If you want to get people to change their minds about Q, a calm, reasoned approach based on the evidence will get you a lot farther than just dumping on the view of the majority.

And there is another, even more fundamental reason to take this approach . . .

 

The Golden Rule

Majorities can often ill-treat minorities, and it’s certainly been the case that some advocates of Q have used inflammatory, insulting language regarding those who are skeptical of Q.

Indeed, if you read the books of Q skeptics, they point out the inflammatory language that has been used against them and their proposals.

Naturally, they don’t like being treated that way in print.

Fortunately, many of them—including many of the most effective Q skeptics—have resisted the temptation to answer in kind.

After all, didn’t Jesus say something about treating others the way that you would like to be treated?

That statement is found in Matthew 7:12 and Luke 6:31, but it isn’t found in Mark or John.

Ironically, it’s part of the Q material!

And whether Q was a separate, written source or not—this saying of Christ is authoritative.

If you liked this post, you should join Jimmy's Secret Information Club to get more great info!


What is the Secret Information Club?I value your email privacy

{ 2 comments }

John Schuh September 29, 2014 at 5:29 am

I have noted that the proponents of “Q” also are believers in the late dating of the Gospels. They reject the predictions of the destruction of the Temple by Our Lord, as allusions to that event by the writers. Apart from the fact that an prophetic voice at the time would have had in mind the greatest disaster ever to befall the people and warn that it might happen again, given the great military power of the “modern” Babylon, one can turn that argument around are say that not making “a big deal” of the event would be like a historian writing a history of Europe in 1938 and not mentioning the Great War.

Bottom line. The real problem of the Biblical Scholars is a dearth of information. I don’t think that the internal information of the Gospels yields a solution to the Synoptic Problem , only hypotheses. This is, I think, Bishop Robinson’s conclusion about the controversy over the dating of the Gospels. I mean, how does one actually disprove his proposal that there was an UR-John that was the oldest Gospel, and which was re-written by disciples/scribes based on its outline, and with the sort of gloss and later additions that we can see in Matthew and Luke. The old tradition of Mark as a transcription of a sermon by Peter certainly explains its relative brevity, as does the alternative of it as being a shortening of Matthew.

Fr. Robert Coogan September 29, 2014 at 3:41 pm
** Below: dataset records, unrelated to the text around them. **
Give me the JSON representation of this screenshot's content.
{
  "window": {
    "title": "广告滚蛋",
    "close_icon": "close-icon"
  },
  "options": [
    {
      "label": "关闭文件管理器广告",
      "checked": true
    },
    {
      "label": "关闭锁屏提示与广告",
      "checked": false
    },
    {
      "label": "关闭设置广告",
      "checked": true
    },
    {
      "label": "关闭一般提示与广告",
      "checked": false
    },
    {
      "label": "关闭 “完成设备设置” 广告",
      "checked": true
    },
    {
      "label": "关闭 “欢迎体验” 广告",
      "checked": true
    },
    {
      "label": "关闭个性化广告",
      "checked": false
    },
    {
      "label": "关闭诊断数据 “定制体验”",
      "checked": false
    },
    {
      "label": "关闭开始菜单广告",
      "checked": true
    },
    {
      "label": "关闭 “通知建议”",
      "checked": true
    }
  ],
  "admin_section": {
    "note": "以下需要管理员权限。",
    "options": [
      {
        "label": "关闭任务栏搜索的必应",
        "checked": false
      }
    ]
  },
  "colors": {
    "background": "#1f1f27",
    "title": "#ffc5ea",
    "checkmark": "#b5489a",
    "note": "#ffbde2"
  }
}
Jimmy Akin, you are certainly right in that the Church promotes respectful dialogue and not mud-slinging. The ancient tradition says that Matthew originally wrote his Gospel in Hebrew. There is strong reason to believe that the Gospel of Matthew which we have, written in Greek, as many passages taken directly from Mark. Could it be that the material that we refer to as “Q” is really taken from the Hebrew Matthew document?

Previous post:

Next post: